__WHAT YOU NEED TO DO__.
If a line of the records contains the string "tLaunchDialog", copy it out.
-*-
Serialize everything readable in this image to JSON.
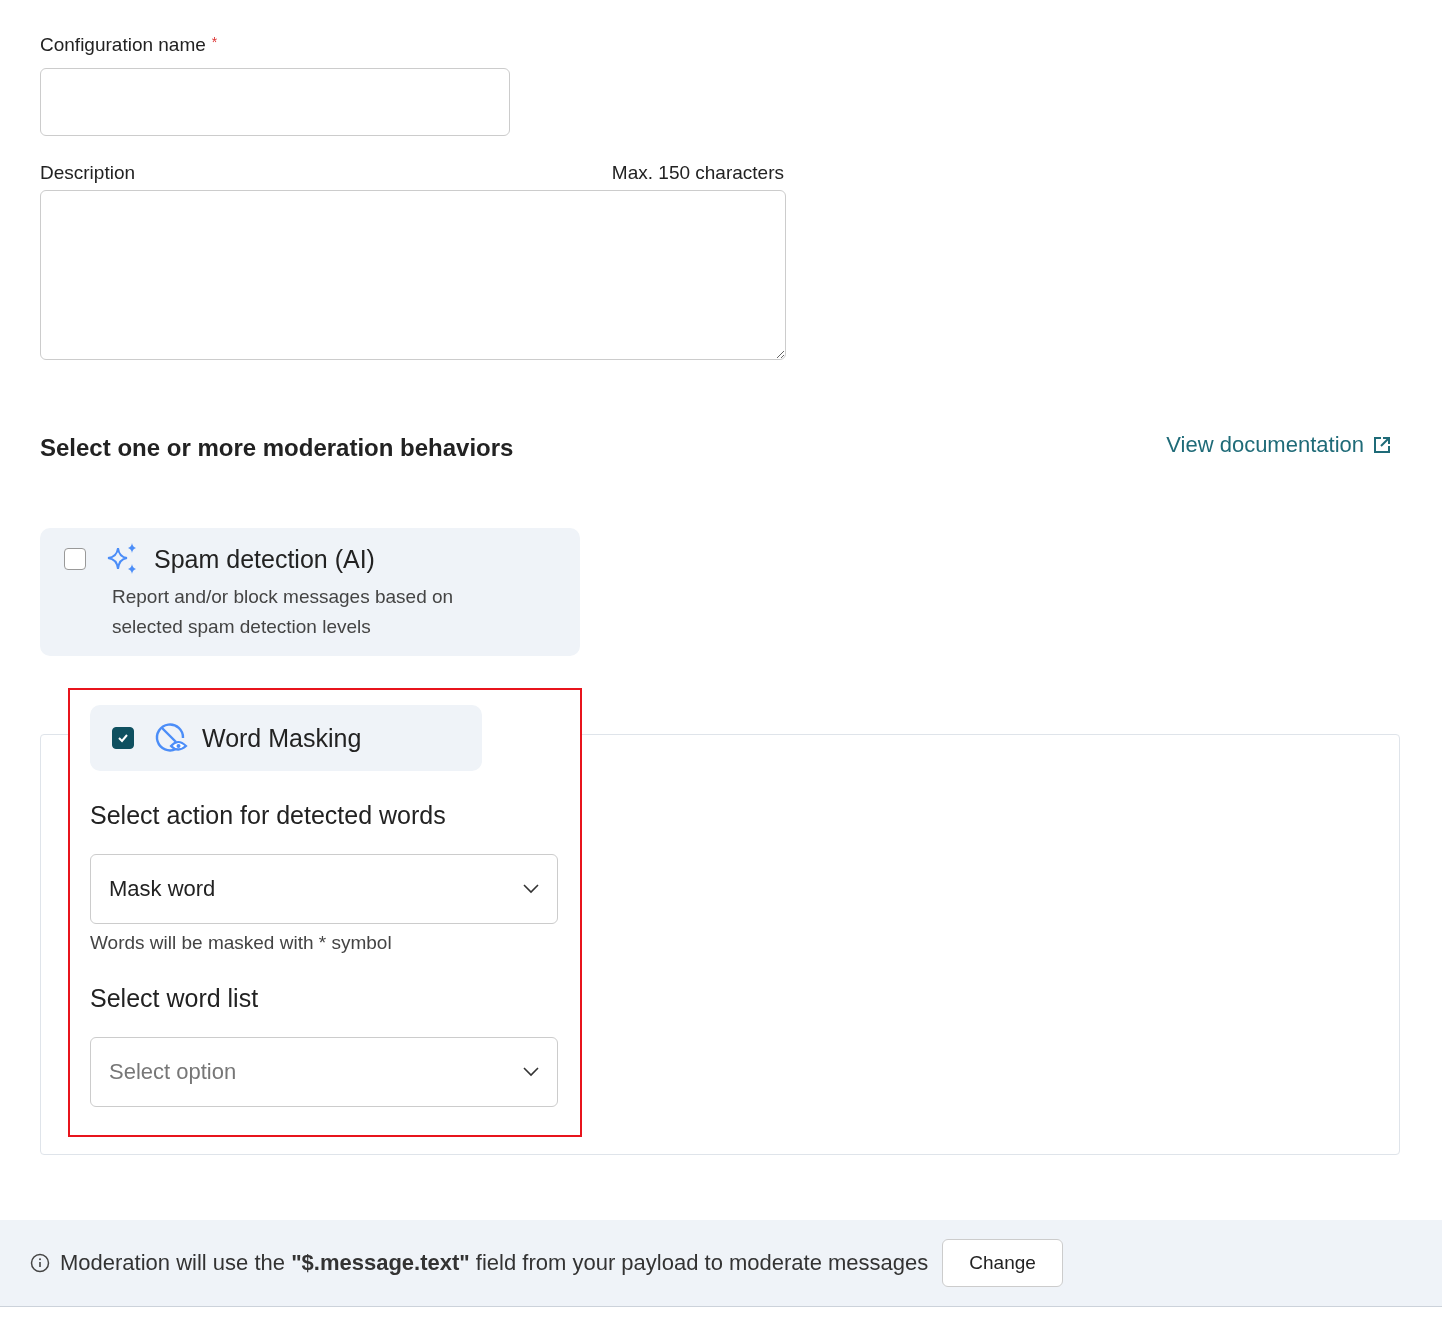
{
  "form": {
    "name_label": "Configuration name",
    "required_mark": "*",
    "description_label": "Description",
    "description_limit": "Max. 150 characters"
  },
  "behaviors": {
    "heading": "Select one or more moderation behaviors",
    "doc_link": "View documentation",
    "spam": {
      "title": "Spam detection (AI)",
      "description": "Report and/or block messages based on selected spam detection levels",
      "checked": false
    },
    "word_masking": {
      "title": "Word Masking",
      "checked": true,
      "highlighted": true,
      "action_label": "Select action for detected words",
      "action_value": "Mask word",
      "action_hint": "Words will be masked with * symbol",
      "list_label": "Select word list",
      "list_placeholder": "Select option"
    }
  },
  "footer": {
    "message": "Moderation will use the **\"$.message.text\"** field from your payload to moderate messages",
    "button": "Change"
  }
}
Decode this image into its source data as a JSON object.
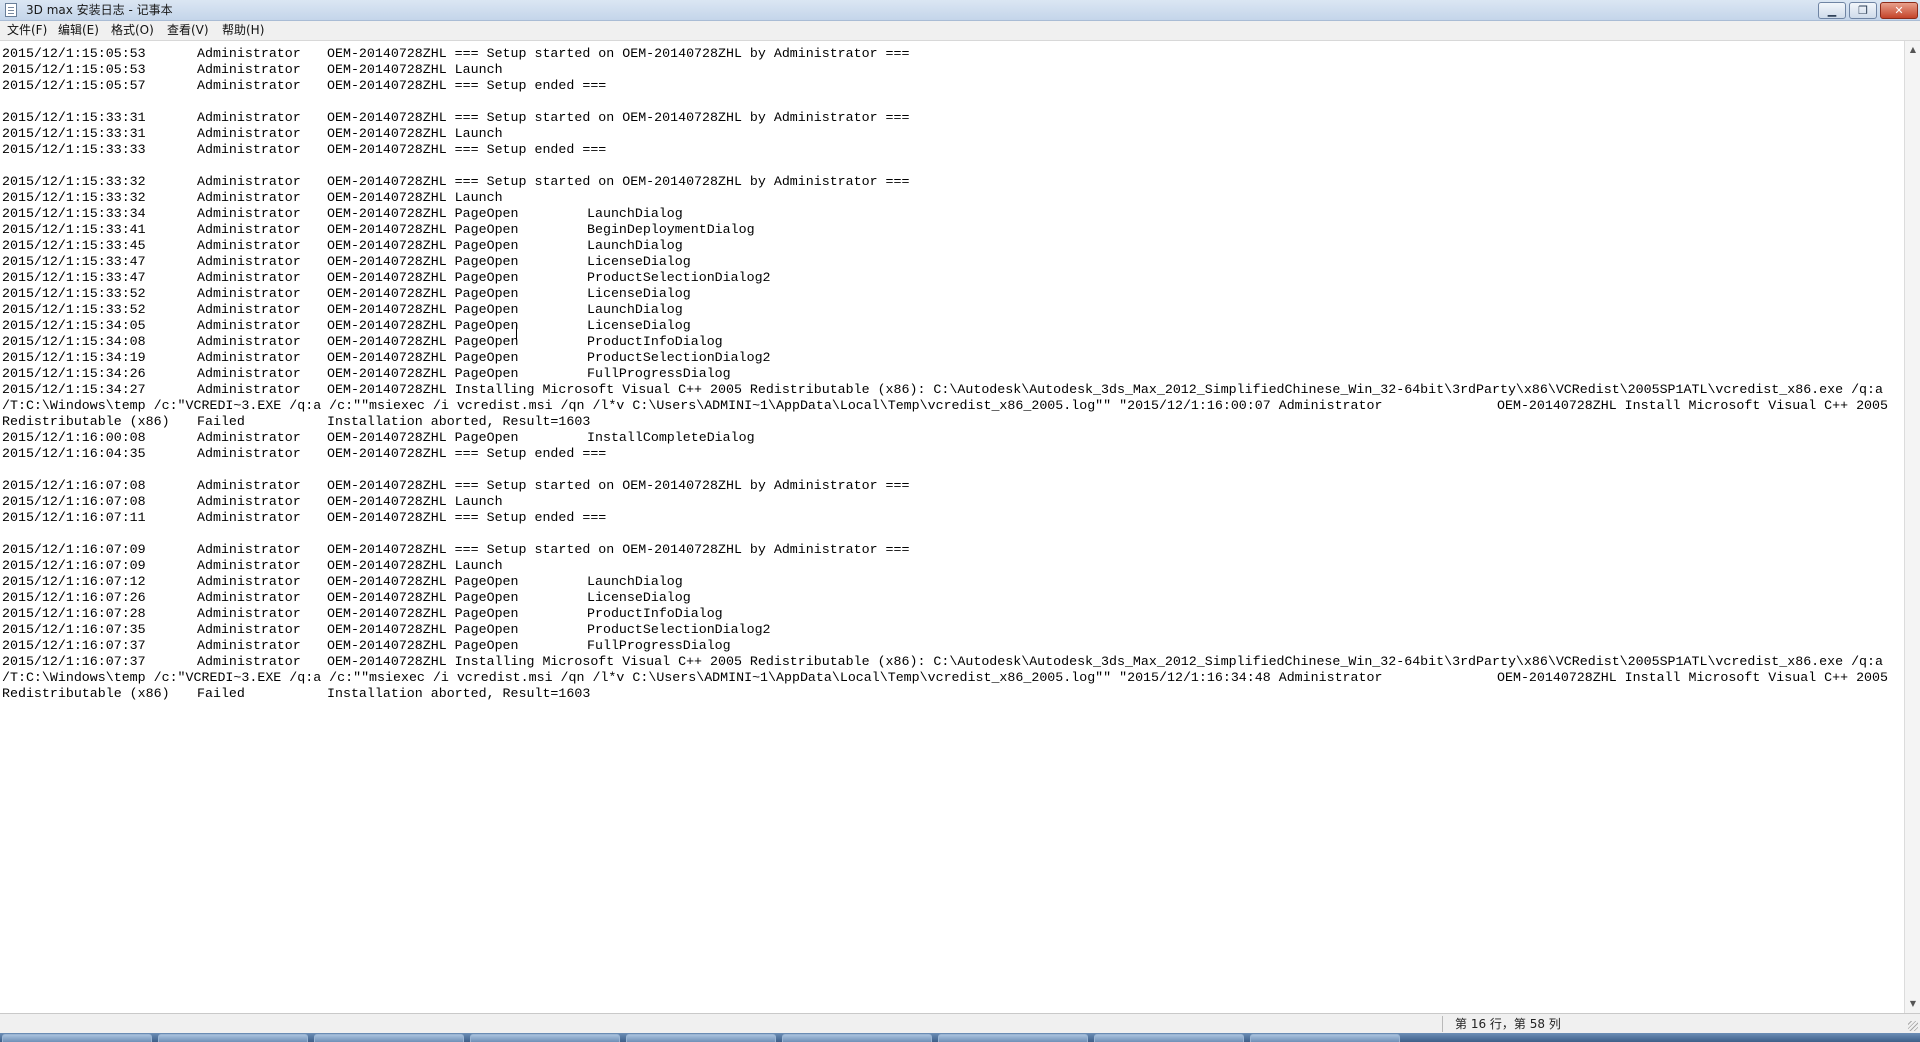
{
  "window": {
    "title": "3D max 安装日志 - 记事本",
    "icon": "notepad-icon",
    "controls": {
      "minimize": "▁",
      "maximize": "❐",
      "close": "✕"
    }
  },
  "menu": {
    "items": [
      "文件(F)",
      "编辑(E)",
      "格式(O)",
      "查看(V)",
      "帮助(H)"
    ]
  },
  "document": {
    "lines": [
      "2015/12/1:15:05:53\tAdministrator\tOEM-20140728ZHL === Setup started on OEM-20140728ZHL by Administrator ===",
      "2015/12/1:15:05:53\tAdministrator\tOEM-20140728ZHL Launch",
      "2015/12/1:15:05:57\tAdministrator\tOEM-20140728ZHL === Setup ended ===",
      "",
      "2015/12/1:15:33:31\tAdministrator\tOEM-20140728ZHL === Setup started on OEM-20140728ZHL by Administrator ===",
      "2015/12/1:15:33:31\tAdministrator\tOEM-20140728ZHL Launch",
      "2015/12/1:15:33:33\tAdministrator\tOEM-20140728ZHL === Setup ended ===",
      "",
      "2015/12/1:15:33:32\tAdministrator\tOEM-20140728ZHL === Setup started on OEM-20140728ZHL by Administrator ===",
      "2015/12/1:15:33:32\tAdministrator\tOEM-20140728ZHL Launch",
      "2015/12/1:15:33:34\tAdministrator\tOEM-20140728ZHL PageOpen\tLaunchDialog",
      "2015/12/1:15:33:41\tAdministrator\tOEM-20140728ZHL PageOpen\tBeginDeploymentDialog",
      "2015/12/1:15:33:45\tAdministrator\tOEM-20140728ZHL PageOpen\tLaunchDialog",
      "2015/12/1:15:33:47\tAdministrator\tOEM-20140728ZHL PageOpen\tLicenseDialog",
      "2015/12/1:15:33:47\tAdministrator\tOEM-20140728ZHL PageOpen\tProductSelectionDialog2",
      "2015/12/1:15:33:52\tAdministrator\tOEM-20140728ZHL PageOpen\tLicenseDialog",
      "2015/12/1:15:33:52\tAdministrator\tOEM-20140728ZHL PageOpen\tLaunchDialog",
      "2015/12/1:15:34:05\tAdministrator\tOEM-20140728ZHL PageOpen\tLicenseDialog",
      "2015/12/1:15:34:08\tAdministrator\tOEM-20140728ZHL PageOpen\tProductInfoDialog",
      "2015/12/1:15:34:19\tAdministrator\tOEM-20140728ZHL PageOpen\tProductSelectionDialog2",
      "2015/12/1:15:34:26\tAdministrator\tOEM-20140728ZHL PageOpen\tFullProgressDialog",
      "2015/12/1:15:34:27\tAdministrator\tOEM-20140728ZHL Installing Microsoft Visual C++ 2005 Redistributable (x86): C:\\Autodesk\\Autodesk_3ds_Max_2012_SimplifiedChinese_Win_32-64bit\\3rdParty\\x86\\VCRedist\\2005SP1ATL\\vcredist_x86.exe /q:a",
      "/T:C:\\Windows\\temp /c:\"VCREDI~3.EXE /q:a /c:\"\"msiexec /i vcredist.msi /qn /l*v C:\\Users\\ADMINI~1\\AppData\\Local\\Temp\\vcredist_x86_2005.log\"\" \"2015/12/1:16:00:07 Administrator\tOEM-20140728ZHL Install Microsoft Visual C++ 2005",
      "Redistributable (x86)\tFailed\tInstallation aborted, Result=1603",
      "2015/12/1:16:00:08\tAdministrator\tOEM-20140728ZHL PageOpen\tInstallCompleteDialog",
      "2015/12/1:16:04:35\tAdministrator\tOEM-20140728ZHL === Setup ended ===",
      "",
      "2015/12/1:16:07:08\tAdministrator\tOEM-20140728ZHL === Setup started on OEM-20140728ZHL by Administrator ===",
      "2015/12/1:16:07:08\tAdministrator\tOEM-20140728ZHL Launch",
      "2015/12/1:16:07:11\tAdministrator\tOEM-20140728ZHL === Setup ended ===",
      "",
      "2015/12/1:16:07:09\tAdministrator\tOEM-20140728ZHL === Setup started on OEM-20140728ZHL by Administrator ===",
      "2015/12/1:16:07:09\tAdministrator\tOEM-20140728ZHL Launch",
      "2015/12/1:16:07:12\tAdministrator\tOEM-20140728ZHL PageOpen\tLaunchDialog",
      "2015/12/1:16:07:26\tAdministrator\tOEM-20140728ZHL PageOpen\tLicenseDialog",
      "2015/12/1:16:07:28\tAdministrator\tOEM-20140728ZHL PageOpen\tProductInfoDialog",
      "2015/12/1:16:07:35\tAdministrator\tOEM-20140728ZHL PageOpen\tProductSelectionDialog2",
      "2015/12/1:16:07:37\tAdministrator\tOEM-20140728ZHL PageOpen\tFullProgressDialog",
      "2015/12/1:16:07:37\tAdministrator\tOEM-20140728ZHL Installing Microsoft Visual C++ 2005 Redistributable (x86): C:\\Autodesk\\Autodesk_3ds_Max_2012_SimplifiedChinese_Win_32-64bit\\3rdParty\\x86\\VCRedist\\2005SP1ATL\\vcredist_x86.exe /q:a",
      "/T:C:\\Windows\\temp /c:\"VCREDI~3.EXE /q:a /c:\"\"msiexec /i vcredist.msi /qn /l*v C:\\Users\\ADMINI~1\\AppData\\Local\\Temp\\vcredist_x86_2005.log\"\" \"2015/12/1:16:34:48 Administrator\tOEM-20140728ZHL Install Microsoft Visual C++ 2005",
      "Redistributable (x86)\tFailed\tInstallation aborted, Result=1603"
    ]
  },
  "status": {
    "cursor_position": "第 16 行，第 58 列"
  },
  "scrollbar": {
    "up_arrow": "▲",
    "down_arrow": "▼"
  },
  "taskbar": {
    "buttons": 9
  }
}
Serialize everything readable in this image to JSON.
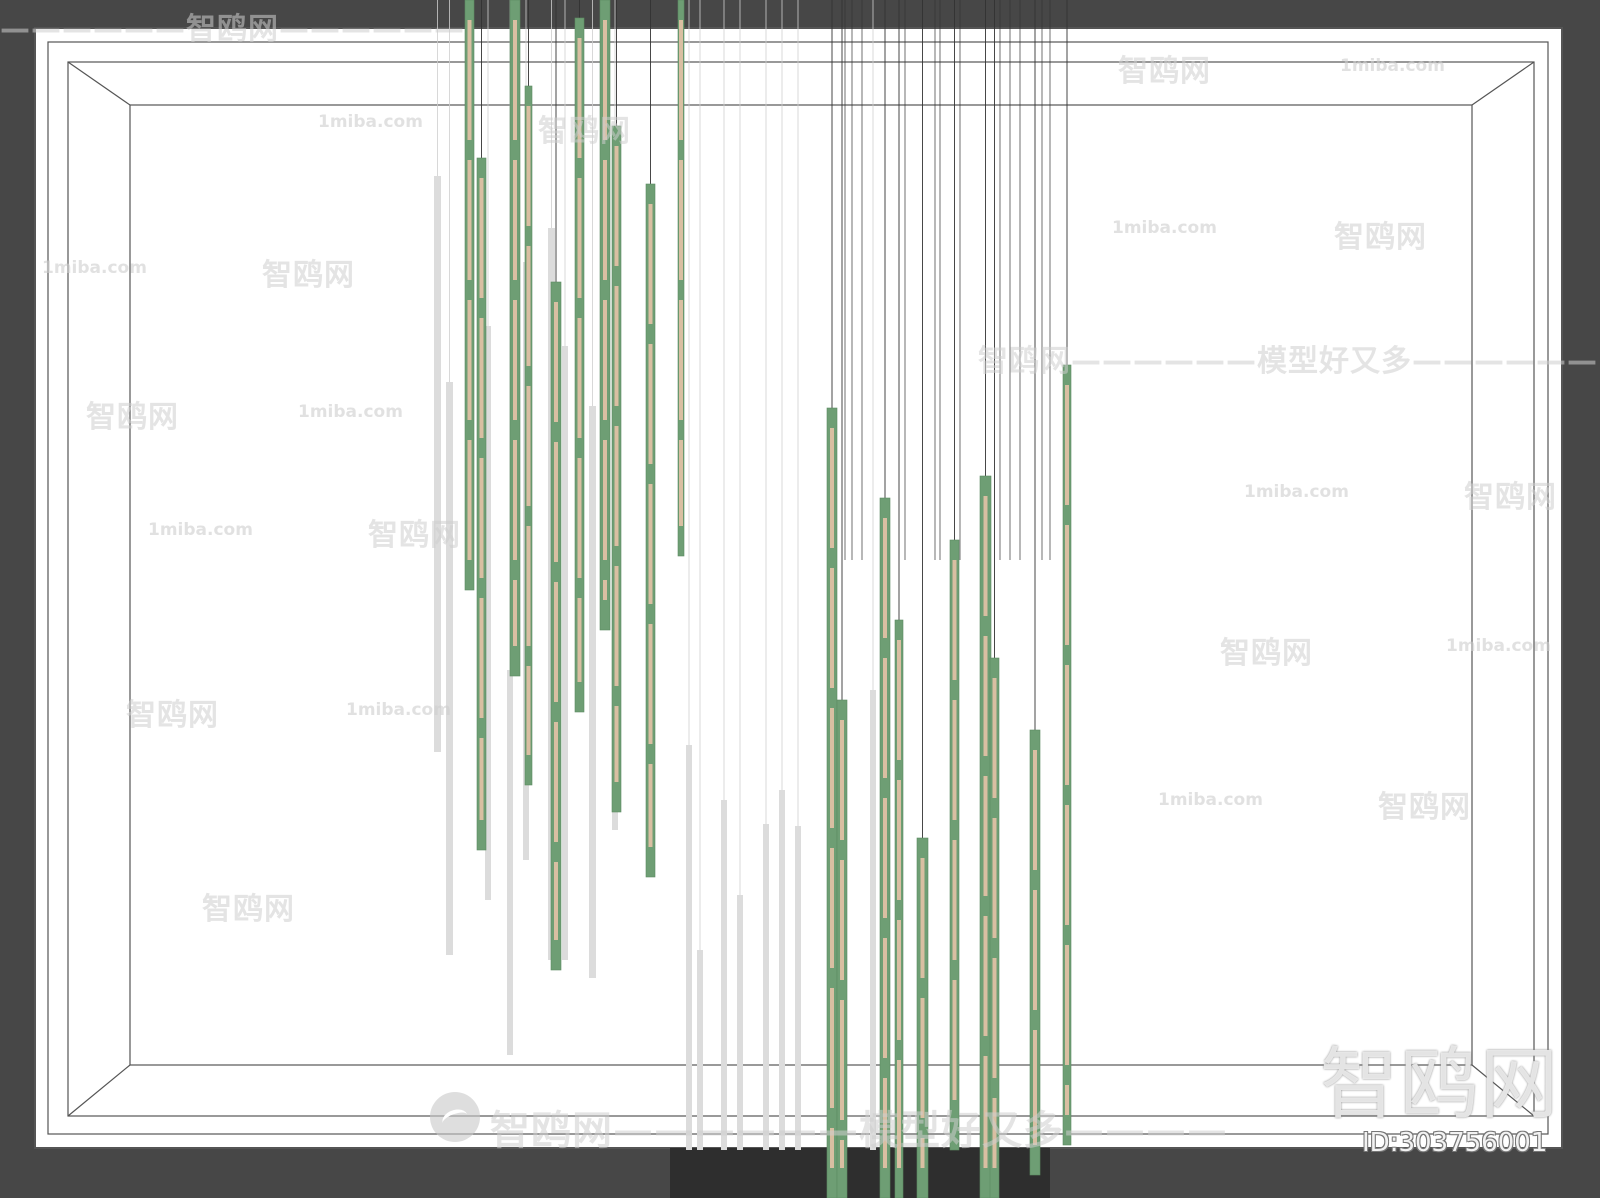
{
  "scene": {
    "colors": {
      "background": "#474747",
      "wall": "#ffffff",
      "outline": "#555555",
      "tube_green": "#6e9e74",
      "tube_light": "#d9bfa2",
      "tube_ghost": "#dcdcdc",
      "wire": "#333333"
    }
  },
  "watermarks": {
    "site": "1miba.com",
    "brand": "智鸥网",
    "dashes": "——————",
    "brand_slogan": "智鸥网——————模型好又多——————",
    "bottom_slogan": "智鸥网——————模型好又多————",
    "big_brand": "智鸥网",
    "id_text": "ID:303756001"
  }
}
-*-
__RESPONSE AREA__.
      "2015/12/1:15:33:34\tAdministrator\tOEM-20140728ZHL PageOpen\tLaunchDialog",
      "2015/12/1:15:33:45\tAdministrator\tOEM-20140728ZHL PageOpen\tLaunchDialog",
      "2015/12/1:15:33:52\tAdministrator\tOEM-20140728ZHL PageOpen\tLaunchDialog",
      "2015/12/1:16:07:12\tAdministrator\tOEM-20140728ZHL PageOpen\tLaunchDialog",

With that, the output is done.